This multi-part article highlights information for prospective adoptive parents. Heart to Heart, a Utah adoption agency, strives to provide the latest adoption information, including private adoption and open adoption options.
The latest adoption trend involves breaking cultural barriers and pushing past transracial issues. More Caucasian couples are seeking to adopt African American children, whether it is through domestic or international adoptions. For example, in 2004, 26-percent of African American children in foster care were adopted by Caucasian couples. This figure was up from 14-percent in 1998. With a notable increase since 2000, many agencies claim this figure is related to financial incentives for adoptive families and more Americans adopting across racial lines, as many African countries have experienced an increase in outbound adoptions to U.S. residents.
The choice to adopt a transracial child is not an easy one. Extensive studies about transracial adoptions are not conclusive, as studies are sporadic with no long-term results. However, many agencies are offering advanced support for adoptive parents that adopt a transracial child, helping to minimize the impact on the child during their formative, younger years.
Reports show that transracial children adopted by couples often look in the mirror and feel different, especially if they do not live in ethnically mixed neighborhoods. In fact, parents are advised to embrace their adoptive child’s cultural roots and incorporate this into family traditions and events, helping children feel unique, yet teaching them to appreciate their heritage.
Children should never feel embarrassed or ashamed about being different and their uniqueness should be celebrated. In fact, some experts are actually recommending cultural camps, which would teach children more about their ethnic heritage, while allowing them to feel embraced by other same-race children.
Adoptive parents should never downplay if a transracial child feels uncomfortable about racial barriers. Having an open policy with children to discuss differences, especially if school-age children make comments, is important. This facilitates an open communication path, which is advantageous to a healthy parent-child relationship.
While many big cities may not experience transracial barriers, adoptive parents should be sensitive to small town issues, as transracial adoptions may not be something that has been embraced by the local community.
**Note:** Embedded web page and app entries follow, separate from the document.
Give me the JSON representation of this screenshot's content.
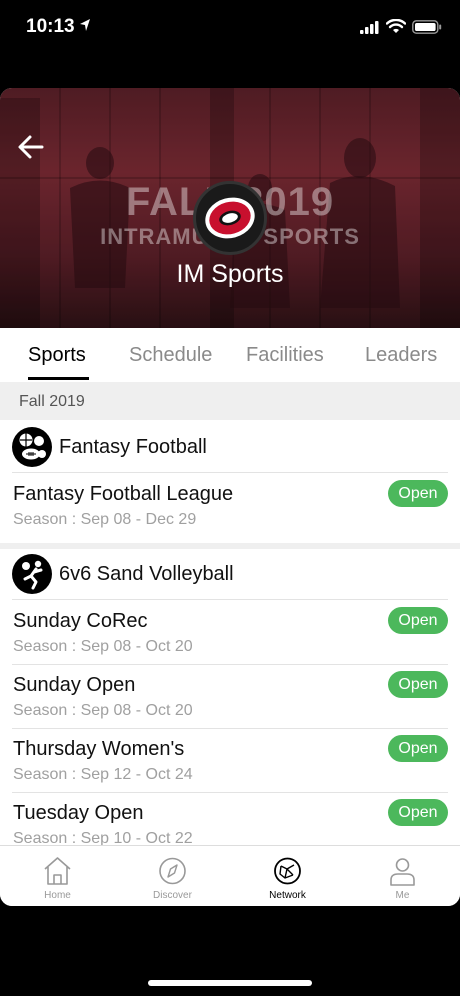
{
  "status_bar": {
    "time": "10:13",
    "icons": [
      "location-arrow-icon",
      "signal-icon",
      "wifi-icon",
      "battery-icon"
    ]
  },
  "hero": {
    "season_text": "FALL 2019",
    "subtitle_text": "INTRAMURAL SPORTS",
    "logo_letter": "O",
    "title": "IM Sports",
    "accent_color": "#7a2a34"
  },
  "tabs": [
    {
      "label": "Sports",
      "active": true
    },
    {
      "label": "Schedule",
      "active": false
    },
    {
      "label": "Facilities",
      "active": false
    },
    {
      "label": "Leaders",
      "active": false
    }
  ],
  "section": {
    "label": "Fall 2019"
  },
  "groups": [
    {
      "title": "Fantasy Football",
      "icon": "sports-balls-icon",
      "leagues": [
        {
          "name": "Fantasy Football League",
          "season": "Season : Sep 08 - Dec 29",
          "status": "Open"
        }
      ]
    },
    {
      "title": "6v6 Sand Volleyball",
      "icon": "volleyball-player-icon",
      "leagues": [
        {
          "name": "Sunday CoRec",
          "season": "Season : Sep 08 - Oct 20",
          "status": "Open"
        },
        {
          "name": "Sunday Open",
          "season": "Season : Sep 08 - Oct 20",
          "status": "Open"
        },
        {
          "name": "Thursday Women's",
          "season": "Season : Sep 12 - Oct 24",
          "status": "Open"
        },
        {
          "name": "Tuesday Open",
          "season": "Season : Sep 10 - Oct 22",
          "status": "Open"
        }
      ]
    }
  ],
  "bottom_nav": [
    {
      "label": "Home",
      "icon": "home-icon",
      "active": false
    },
    {
      "label": "Discover",
      "icon": "compass-icon",
      "active": false
    },
    {
      "label": "Network",
      "icon": "network-icon",
      "active": true
    },
    {
      "label": "Me",
      "icon": "person-icon",
      "active": false
    }
  ],
  "colors": {
    "open_badge": "#4cb85c",
    "tab_active": "#000000",
    "tab_inactive": "#8a8a8a"
  }
}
Parents should be proud of their adoptive child and talking to people about the benefits of transracial adoption may help overcome some of these barriers. Often, barriers are simply associated with negative connotations and misunderstandings. Parents can help overcome this by simply addressing these issues and being positive role models within their communities.